      • I have to agree with you. I rolled my own Linux router solutions for years but made the switch to Sonicwall two years ago. I deploy TZ-180s at all customer locations and set up a VPN tunnel to my NSA-240 where there virtualized server are located. Can this be done with Linux? Sure but buying the parts to build something the size of a TZ series costs nearly what it costs to purchase the TZ-180 (without the extended service agreement). I have enough 180s deployed that I keep a couple in stock as hot spare
  • by Anonymous Coward

    In a previous job, I somehow got onto their sales mailing list while we were demoing their product. Let me tell you, they never give up, and won't take you off the list no matter WHO you talk to! Plus, their product was, well... bad. There's no other way of putting it.

  • by lucm (889690) on Tuesday March 13, 2012 @04:35PM (#39343605)

    Dell is a truly innovative company with a very interesting approach to manufacturing and sales; their efficient inventory management (with stock never older than a week or so) is pretty impressive. And unlike other big vendors they understand the needs of small and medium businesses and they make it very easy to become a customer (easy financing, good online inventory, etc.).

    Their consumer or entry-level products are not as flashy as Apple or as robust as Lenovo but they are very competitive on the price/quality ratio and they came a long way over the last 10 years. For servers nowadays the PowerEdge as pretty much equivalent to the products from other vendors (HP, IBM) but less expensive, and their storage offering is pretty good (Equallogic, Compellent, etc.) with aggressive pricing as well. If I had to build a new data center today they would definitely be in my vendors shortlist.

    I think it's a good thing that they move in the software field even if I am not a big fan of the products they acquired so far. If they follow their usual strategy within a few years they will offer a viable, cost-effective alternative to other big vendors. I guess HP is the one that will get squeezed between the expensive, corporate solutions from IBM and the more affordable Dell products.

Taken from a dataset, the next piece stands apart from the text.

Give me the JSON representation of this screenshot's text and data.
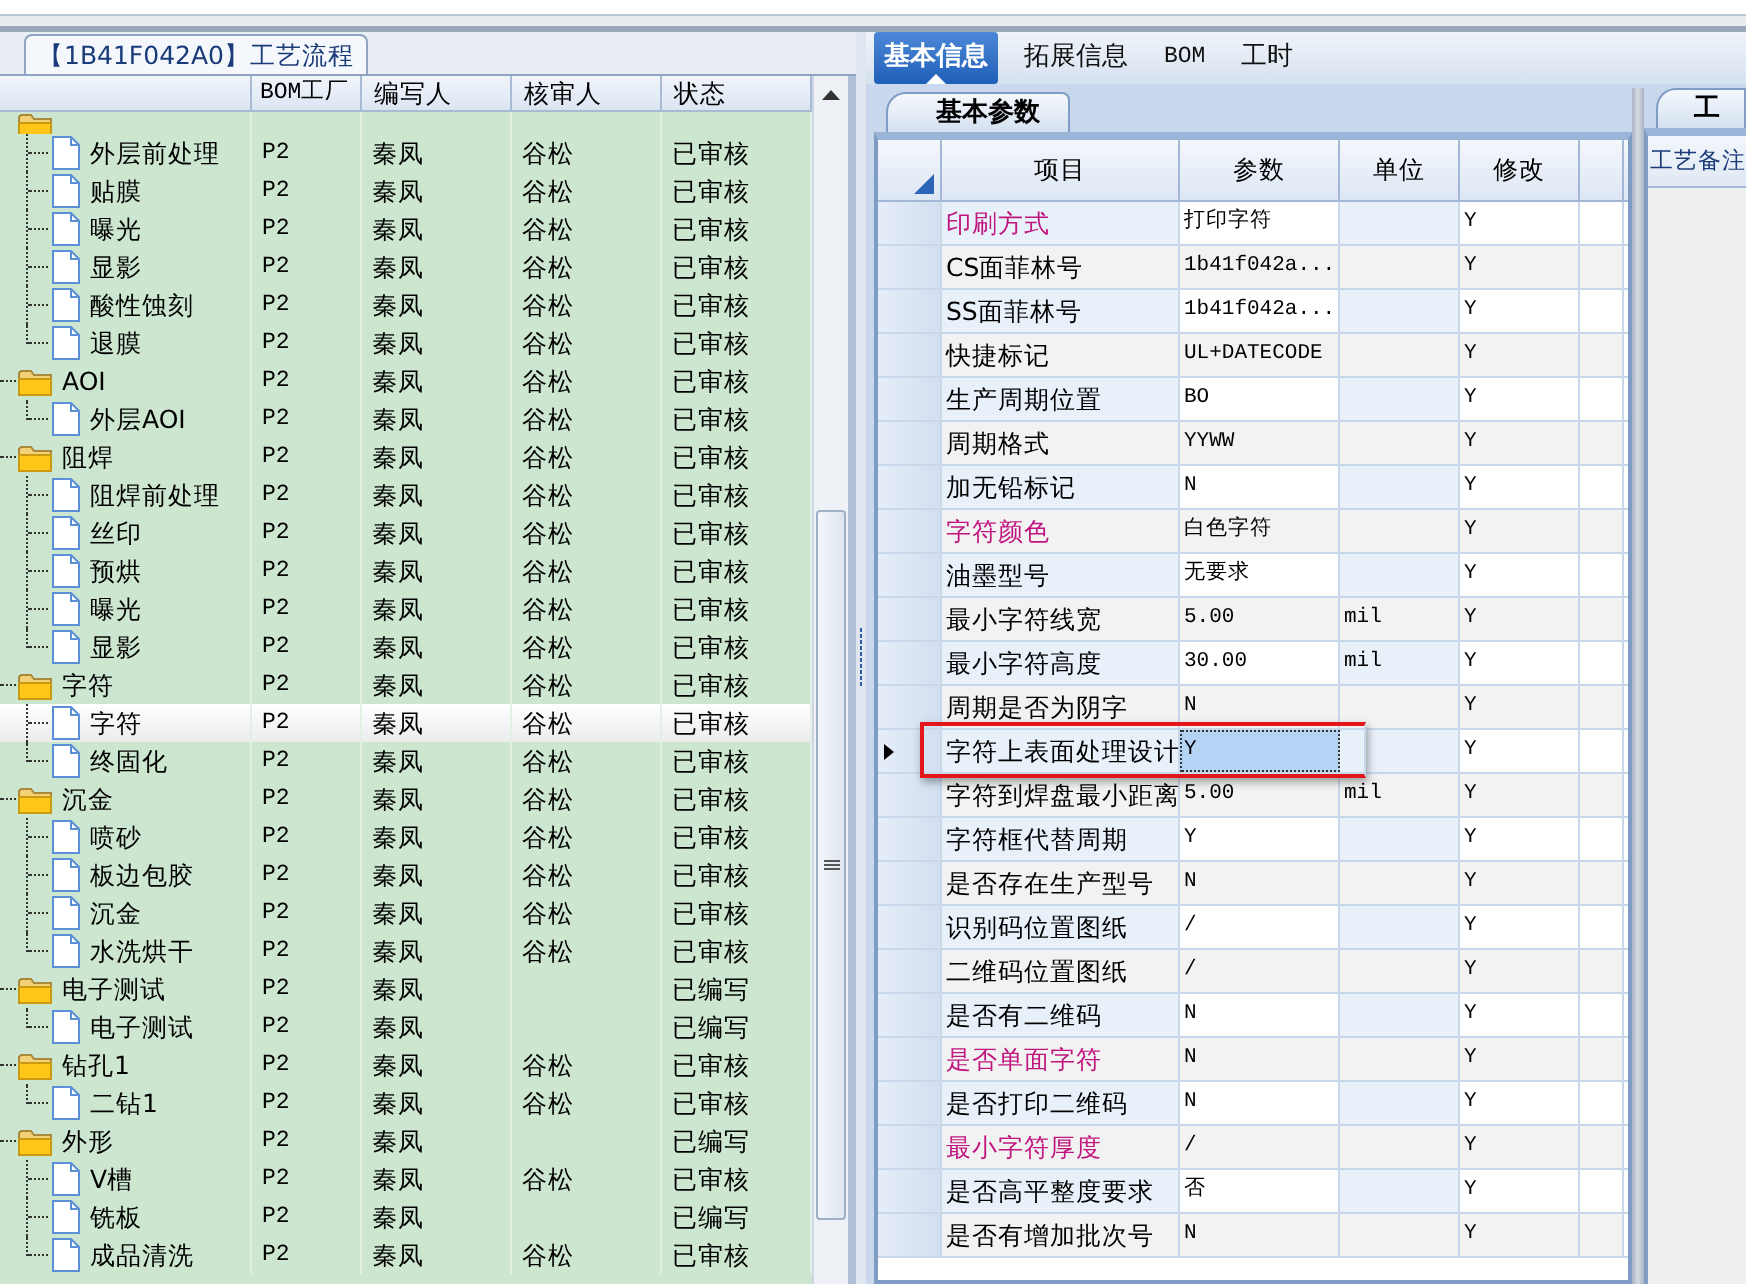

  • I have dealt with SonicWall Aventail E-series quite a bit. I am very familiar with their system because my companies security products integrate with them(along with Cisco, Juniper, Fortigat, NetScaler,etc..) They are nice robust systems. Their VM version of their product even runs a modified version on Debian. I have heard that the old SonicWall hardware was more orientated to SMB and was not as flexible or feature rich.

    I think Dell is smart to acquire SonicWall. It is a good rounding out Dell's network

  • I really hope Dell took a look at a Sonicwall running in production - they're completely undependable! Real fixer-upper of a purchase.
  • I understand this being on Yahoo Finance or the like, but this is just a blurb about a corporate acquisition. Just because they're IT companies just really make it geeky or nerdy.

    Slashdot shouldn't get into trying to reporting on mergers and acquisitions, but should stick to what it does best: regurgitating the articles I read yesterday on Hacker News, which were then on Reddit 12 hours ago.

    • by MrP- (45616)

      I work in IT and manage Dell servers and SonicWall security devices (as well as use SonciWall at home) so I see no problem with this news as it affects me.

      That said I read about this first on some Apple news blog site.

  • Now that I'm thinking of it, does anyone have any suggestions for repurposing that box?

It's not so hard to lift yourself by your bootstraps once you're off the ground. -- Daniel B. Luten

Working...